The FRC 174 Software Team is proud to release our 2017 software for our robot, vision app, SmartDashboard plugins, and simulator.
Autonomous scripting using the Command framework
Global positioning system using feedback from encoders and a gyroscope to ascertain our (X,Y,Angle) position on the field at all times
Motion profiling for autonomous driving and turning (based on work done by The Cheesy Poofs)
Path Planning for curved autonomous driving (100% stolen from The Cheesy Poofs)
Android vision app which ran on my old Samsung Galaxy S5 (based on work CheezyVision)
Lag compensating autonomous driving to the vision targets (based on The Cheesy Poofs)
Custom widgets to show the current state of our superstructure
Coordinate Viewer which draws our currents robot position as it relates to the field, where the camera thinks the targets are, and the paths/trajectories we are trying to drive in autonomous
Autonomous Script widget that allows us to edit our auto scripts right from the SmartDashboard instead of having to FTP into the robot, change the file, FTP it back
Match Number widget which crawls the driver station logs and tries to figure out the current match number, which is used in our various debugging logs. This should no longer be necessary in 2018 (finally)
Android App that uses the front facing camera to detect the vision targets
Had ability to change the vision parameters on the fly
Would save every image into a match number stamped folder on the phone. This was incredibly useful for tweaking our parameters during practice matches at the two events we went to, and we could stitch them together post mortem to make cool videos like this https://www.youtube.com/watch?v=DMLI6_s4Wrs
A java-based simulator built to simulate any java robot. It also should simulate C++, Python, C# (anything with a native interface that talks to the HAL) robot. We often don’t get a robot to play with until the end of a season, so this allows us to test our code ASAP. Over the course of the offseason, I’ve worked to get this more ready for public use.
It has been modified to comply with the WPILib mocking framework, and we have merged a lot of our simulators down into the library for 2018. With the Gazebo simulator not quite ready for primetime, this provides a simple, albeit not 100% physically accurate way to simulate your robot.
At the moment, we have support for the most used features in WPILib (standard speed controllers, encoders, analog IO, digital IO, SPI gyro, 3-axis accelerometers), as well as the NavX systems 3-axis gyro and 3-axis accelerometer.

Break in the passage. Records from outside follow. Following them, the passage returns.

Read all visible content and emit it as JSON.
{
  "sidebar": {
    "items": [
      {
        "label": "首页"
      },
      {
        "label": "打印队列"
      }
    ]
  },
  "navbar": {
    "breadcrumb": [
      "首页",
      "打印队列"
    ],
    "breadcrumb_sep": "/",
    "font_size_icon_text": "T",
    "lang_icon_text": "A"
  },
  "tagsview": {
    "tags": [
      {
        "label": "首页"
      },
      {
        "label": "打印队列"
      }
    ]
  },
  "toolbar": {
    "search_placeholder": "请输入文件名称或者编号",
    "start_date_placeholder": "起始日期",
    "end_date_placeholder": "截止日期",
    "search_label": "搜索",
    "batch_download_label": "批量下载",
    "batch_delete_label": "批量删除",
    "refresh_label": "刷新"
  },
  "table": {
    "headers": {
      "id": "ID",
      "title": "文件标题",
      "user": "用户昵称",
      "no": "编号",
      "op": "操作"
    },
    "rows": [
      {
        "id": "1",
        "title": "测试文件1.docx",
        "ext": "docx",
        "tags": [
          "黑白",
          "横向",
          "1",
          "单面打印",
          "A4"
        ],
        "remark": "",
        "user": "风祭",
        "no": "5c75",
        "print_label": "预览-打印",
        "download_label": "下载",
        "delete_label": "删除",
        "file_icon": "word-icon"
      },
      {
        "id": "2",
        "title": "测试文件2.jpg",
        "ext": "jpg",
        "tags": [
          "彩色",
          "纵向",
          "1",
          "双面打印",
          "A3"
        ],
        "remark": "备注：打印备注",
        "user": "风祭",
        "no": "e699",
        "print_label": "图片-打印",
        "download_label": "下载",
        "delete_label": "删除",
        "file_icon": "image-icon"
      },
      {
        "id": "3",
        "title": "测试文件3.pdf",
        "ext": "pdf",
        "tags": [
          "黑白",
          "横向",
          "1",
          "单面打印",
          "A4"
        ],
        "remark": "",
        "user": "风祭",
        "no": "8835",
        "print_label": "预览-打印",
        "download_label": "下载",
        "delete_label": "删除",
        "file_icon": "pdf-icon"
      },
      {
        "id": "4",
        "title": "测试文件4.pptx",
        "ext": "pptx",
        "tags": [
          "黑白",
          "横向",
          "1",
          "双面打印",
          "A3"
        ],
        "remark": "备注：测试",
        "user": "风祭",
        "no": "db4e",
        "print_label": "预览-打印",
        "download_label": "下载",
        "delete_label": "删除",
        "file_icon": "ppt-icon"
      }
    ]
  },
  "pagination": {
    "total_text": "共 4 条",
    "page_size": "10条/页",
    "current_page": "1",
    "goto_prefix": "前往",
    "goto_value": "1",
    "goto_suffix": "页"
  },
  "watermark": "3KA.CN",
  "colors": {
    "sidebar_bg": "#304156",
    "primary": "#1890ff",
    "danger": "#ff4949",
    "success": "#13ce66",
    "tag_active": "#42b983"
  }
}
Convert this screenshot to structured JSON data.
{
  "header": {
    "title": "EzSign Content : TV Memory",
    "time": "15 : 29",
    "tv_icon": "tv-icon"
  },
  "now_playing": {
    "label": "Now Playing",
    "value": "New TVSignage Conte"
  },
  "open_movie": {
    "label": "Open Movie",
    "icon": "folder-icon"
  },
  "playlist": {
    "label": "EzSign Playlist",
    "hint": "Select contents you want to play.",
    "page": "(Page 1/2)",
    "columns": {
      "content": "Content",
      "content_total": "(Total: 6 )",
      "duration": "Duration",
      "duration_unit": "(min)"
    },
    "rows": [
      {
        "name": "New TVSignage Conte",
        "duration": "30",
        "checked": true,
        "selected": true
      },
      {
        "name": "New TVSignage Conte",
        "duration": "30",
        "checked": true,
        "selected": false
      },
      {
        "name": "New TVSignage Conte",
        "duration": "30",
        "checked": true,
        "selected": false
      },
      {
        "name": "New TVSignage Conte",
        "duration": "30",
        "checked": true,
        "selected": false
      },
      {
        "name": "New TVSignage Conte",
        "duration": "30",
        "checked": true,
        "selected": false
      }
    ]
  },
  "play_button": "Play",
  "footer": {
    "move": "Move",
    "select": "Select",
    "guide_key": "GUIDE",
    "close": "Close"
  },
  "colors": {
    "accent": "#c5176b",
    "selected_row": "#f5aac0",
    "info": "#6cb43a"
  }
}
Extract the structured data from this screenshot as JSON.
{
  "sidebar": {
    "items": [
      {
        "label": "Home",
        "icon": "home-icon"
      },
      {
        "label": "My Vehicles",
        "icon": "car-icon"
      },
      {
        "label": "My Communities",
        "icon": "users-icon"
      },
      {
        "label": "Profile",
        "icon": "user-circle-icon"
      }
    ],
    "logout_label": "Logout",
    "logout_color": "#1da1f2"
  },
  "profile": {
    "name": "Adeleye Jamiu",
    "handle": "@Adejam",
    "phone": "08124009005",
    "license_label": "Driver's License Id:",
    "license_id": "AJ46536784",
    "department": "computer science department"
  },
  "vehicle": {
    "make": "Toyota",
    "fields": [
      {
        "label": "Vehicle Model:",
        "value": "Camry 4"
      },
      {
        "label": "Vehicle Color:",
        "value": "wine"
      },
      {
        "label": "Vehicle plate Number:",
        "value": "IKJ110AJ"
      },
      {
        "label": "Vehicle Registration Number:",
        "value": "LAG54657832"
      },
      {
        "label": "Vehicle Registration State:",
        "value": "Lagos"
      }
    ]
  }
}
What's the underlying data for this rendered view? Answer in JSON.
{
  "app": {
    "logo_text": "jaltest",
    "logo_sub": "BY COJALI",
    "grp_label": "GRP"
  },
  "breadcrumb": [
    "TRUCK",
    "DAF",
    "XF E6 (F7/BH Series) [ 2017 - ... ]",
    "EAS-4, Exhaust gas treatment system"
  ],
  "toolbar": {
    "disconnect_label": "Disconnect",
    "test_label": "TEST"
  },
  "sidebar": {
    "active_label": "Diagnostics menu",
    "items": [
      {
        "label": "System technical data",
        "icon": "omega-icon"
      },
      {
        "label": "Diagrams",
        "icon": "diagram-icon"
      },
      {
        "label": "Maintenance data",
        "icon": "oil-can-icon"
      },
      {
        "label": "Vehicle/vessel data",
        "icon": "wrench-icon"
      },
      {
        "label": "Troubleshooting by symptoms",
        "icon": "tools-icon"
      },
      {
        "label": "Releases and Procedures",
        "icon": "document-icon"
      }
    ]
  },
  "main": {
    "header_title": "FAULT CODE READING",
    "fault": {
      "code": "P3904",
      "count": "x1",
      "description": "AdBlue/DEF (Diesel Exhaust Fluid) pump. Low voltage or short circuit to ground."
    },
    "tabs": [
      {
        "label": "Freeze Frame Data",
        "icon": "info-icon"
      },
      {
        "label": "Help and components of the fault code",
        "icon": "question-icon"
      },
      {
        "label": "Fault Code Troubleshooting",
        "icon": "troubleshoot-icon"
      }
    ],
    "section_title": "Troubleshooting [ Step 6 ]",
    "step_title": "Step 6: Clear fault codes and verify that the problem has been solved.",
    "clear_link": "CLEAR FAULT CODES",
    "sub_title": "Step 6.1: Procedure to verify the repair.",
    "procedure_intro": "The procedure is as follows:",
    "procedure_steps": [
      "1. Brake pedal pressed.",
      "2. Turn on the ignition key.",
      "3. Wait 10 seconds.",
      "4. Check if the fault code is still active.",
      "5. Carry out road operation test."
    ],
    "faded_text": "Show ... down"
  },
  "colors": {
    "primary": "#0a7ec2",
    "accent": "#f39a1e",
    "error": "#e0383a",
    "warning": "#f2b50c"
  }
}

It has beta support for the 2018 CTRE beta libraries for the TalonSRX and PigeonIMU, but without them having open sourced code everything outside of the AppliedVoltage mode might not behave anything like what would happen in the real world.
After the post-kickoff craziness settles down, I’ll button everything up and make the 1.0.0 release when all of the WPI/3rd Party code gets released and make sure the documentation us up to snuff. In the meantime, you can read more about it on the simulators wiki
If you have any questions feel free to ask,
PJ - Lead Software Mentor FRC 174